Doctors and intelligence experts said they could imagine legitimate, non-abusive CIA uses for human experimentation.

Steven Aftergood, a scholar of the intelligence agencies with the Federation of American Scientists, suggested that the agency might need to study polygraph effects on its agents; evaluate their performance under conditions of stress; or study physiological indicators of deception.

But all said that such examples of human experimentation would require something that the CIA never had during the interrogation program: the informed consent of its subjects.

“There is a disconnect between the requirement of this regulation and the conduct of the interrogation program,” said Aftergood. “They do not represent consistent policy.”

A director’s decision, oversight and an evolving rulebook

Months after Zubaydah’s interrogation, Tenet issued formal guidance approving brutal interrogation techniques, including waterboarding. Tenet explicitly ordered medical staff to be present – a decision carrying the effect of having them extensively document and evaluate the torture sessions.

“[A]ppropriate medical or psychological personnel must be on site during all detainee interrogations employing Enhanced Techniques,” Tenet wrote in January 2003. “In each case, the medical and psychological staff shall suspend the interrogation if they determine that significant and prolonged physical or mental injury, pain or suffering is likely to result if the interrogation is not suspended.”

Ironically, the only part of the CIA’s torture program in which agency officials claimed they were hamstrung by prohibitions on human experimentation is when they were asked by John Helgerson, their internal inspector general, if torture was effective.

Their response was framed as an example of the agency respecting its own prohibition on human experimentation. In more recent days, the CIA has used it as a cudgel against the Senate report’s extensive conclusions that the torture was ultimately worthless.

“[S]ystematic study over time of the effectiveness of the techniques would have been encumbered by a number of factors,” reads a CIA response given to Helgerson in June 2003, a point the agency reiterated in its formal response to the Senate intelligence committee. Among them: “Federal policy on the protection of human subjects.”

Harvard’s Raymond, using the agency’s acronym for its “enhanced interrogation technique” euphemism, said the CIA must have known its guidelines on human experimentation ruled out its psychologist-designed brutal interrogations.

“If they were abiding by this policy when EIT came up, they wouldn’t have been allowed to do it,” Raymond said. “Anyone in good faith would have known that was human subject research.”

Central Intelligence Agency (CIA) internal regulations empower the agency’s director to override US and international laws restricting experimentation on human beings, a classified CIA document published by the Guardian on Monday, “AR 2-2, Law and Policy Governing the Conduct of Intelligence Activities,” shows: here.

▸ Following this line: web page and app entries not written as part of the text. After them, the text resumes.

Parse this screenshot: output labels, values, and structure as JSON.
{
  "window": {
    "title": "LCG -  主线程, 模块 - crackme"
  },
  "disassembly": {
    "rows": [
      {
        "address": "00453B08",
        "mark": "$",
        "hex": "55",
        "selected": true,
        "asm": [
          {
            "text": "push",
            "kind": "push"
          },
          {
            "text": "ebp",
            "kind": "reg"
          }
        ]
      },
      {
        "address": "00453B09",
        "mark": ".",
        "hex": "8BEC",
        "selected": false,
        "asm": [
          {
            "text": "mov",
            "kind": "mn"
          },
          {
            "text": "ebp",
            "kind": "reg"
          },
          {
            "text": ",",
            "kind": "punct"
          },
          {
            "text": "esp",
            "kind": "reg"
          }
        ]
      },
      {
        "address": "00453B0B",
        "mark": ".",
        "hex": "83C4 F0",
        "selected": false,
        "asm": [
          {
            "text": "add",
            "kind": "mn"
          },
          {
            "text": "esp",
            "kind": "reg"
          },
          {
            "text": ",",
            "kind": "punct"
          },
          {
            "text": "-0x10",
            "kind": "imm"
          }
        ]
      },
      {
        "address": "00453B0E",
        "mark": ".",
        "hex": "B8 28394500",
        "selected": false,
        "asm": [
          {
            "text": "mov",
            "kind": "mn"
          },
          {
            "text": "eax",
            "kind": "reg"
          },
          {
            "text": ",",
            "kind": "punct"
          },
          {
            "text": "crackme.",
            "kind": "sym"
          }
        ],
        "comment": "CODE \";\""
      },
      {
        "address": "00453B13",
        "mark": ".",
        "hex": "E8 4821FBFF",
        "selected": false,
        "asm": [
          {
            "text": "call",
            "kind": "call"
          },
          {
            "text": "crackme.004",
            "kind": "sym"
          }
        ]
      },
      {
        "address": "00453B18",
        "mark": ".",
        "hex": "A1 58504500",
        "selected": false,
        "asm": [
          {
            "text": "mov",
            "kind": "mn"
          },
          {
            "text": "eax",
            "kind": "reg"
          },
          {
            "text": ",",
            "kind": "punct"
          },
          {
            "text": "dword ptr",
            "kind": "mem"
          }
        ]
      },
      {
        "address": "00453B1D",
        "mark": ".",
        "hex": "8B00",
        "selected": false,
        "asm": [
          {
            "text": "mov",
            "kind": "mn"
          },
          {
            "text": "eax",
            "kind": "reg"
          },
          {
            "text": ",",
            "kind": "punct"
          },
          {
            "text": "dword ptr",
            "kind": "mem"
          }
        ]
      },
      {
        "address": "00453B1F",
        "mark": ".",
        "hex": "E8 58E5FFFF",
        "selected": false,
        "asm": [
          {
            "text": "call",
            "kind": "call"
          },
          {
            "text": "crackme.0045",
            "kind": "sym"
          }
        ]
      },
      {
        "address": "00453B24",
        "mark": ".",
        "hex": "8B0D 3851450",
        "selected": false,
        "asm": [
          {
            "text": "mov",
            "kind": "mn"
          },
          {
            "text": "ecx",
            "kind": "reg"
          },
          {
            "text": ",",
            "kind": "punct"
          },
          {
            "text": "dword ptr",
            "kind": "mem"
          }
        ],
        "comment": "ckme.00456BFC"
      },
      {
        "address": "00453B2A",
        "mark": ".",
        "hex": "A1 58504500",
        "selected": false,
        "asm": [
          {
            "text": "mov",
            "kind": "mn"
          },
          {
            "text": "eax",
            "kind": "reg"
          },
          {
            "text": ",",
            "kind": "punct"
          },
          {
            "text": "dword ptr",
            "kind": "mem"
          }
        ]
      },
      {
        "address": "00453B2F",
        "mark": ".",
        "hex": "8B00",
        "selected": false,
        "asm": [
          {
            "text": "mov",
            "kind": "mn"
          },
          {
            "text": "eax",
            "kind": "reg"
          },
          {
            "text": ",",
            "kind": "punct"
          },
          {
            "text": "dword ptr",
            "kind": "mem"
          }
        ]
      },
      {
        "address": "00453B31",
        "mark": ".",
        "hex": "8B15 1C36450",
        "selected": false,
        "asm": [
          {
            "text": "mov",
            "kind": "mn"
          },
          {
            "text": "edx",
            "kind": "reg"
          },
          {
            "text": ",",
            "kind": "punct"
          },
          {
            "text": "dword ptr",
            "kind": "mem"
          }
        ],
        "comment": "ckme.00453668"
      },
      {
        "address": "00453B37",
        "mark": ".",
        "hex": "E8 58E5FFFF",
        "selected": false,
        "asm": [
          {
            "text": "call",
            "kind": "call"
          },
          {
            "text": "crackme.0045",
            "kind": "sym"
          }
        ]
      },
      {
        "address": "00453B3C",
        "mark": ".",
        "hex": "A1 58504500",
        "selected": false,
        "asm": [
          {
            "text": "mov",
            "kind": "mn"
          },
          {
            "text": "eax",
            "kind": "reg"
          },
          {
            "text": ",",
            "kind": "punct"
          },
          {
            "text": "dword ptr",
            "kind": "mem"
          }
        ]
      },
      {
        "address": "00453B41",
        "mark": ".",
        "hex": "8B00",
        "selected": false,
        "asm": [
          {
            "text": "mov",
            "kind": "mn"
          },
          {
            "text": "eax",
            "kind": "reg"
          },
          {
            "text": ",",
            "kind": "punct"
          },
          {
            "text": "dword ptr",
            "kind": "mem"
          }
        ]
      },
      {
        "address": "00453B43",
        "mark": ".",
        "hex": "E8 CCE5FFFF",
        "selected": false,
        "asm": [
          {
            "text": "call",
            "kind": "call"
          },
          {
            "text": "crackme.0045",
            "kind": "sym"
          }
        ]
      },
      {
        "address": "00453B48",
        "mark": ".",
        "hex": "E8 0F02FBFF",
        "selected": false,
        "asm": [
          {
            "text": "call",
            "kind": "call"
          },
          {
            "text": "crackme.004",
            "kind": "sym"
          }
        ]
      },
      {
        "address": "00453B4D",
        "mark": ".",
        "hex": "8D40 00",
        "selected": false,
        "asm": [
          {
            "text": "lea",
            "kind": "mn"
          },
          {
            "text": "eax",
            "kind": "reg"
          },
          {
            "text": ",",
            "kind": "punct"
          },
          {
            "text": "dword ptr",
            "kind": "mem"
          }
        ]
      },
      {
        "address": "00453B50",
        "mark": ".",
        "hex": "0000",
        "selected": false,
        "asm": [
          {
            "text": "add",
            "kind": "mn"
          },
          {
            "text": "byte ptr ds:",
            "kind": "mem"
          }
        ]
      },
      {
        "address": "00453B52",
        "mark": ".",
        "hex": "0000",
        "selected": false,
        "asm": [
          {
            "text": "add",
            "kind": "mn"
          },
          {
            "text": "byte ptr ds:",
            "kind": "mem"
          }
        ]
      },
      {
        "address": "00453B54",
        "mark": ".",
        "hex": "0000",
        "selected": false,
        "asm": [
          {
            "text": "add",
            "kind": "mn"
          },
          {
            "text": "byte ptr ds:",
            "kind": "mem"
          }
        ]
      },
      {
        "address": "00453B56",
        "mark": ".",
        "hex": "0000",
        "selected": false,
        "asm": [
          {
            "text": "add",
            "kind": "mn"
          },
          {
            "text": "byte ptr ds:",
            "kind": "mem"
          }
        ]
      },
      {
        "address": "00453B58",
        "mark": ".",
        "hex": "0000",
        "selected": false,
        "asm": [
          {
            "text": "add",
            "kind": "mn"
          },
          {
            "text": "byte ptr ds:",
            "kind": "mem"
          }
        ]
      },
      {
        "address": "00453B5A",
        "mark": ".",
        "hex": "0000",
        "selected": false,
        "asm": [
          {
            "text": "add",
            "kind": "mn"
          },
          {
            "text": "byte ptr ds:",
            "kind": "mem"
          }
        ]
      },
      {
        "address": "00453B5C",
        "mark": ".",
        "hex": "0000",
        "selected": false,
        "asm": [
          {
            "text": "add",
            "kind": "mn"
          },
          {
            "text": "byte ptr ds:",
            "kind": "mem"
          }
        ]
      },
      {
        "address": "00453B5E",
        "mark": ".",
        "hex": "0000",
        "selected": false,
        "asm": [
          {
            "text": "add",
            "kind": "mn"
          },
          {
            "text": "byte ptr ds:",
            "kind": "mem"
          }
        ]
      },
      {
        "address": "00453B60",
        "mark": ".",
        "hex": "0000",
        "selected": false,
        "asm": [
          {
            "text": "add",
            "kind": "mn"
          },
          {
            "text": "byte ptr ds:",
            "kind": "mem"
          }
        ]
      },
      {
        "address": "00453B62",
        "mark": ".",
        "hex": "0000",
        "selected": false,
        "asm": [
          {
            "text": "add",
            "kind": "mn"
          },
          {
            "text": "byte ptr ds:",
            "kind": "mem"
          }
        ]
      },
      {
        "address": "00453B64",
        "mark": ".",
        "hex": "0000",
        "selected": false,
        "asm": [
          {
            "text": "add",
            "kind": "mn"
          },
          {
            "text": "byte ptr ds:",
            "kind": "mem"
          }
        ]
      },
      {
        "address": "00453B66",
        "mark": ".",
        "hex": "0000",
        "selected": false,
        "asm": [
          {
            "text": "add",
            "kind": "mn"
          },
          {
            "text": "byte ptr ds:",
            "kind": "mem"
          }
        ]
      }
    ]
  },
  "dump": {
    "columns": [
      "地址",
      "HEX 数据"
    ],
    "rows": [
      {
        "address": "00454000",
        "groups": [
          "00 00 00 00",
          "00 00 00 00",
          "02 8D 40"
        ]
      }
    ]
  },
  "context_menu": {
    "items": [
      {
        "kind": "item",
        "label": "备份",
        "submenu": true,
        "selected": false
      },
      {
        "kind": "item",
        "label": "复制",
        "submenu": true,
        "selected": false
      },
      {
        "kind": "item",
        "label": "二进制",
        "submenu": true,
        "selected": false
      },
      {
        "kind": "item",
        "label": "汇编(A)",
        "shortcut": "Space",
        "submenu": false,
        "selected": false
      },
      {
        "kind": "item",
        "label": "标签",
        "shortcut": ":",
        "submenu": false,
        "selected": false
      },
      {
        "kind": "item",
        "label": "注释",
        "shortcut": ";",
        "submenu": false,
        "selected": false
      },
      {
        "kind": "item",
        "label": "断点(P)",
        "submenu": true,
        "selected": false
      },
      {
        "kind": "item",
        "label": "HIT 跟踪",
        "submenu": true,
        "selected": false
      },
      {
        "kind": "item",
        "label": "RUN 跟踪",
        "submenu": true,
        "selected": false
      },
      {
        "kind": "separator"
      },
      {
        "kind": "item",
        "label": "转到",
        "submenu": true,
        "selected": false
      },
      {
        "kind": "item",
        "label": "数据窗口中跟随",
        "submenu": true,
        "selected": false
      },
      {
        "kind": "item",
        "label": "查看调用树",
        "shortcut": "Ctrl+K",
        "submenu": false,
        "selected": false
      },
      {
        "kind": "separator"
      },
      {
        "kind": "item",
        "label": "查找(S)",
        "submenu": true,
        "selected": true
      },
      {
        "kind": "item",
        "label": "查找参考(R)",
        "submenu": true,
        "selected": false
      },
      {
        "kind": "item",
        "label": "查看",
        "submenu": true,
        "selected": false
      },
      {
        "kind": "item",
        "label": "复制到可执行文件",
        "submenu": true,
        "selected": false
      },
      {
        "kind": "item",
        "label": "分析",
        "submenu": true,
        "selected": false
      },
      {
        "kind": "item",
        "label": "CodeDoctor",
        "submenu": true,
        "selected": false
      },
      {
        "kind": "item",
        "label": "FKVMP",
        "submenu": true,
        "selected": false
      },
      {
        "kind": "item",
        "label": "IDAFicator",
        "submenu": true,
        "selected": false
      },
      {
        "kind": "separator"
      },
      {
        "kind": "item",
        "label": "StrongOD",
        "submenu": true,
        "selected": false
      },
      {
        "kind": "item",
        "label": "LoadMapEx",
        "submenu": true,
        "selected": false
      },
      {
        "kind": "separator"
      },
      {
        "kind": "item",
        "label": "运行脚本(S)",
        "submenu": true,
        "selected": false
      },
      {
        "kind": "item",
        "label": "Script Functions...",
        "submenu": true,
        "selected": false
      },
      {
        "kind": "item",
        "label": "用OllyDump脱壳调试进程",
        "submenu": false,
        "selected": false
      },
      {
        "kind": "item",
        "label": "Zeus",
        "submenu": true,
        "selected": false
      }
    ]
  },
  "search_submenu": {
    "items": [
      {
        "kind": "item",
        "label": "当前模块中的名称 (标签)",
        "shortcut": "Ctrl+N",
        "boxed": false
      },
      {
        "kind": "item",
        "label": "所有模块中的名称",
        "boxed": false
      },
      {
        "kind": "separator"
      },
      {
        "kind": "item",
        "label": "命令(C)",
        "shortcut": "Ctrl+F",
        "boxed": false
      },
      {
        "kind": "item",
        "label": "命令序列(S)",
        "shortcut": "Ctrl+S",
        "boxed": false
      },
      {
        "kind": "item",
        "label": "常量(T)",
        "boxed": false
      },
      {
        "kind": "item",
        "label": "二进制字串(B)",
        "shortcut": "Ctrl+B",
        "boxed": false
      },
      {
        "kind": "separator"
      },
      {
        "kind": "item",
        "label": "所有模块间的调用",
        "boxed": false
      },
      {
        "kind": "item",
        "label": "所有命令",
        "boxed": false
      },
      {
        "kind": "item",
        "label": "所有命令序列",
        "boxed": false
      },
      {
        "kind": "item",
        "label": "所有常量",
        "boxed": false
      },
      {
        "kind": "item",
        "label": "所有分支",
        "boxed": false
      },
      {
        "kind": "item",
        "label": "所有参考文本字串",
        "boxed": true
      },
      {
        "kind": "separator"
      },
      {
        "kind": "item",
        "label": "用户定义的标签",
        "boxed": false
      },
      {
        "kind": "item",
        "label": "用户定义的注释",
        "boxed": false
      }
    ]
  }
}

Psychologists met in secret with Bush officials to help justify torture – report. Newly disclosed emails reveal American Psychological Association coordinated with officials in CIA and White House to help ethically justify detainee program: here.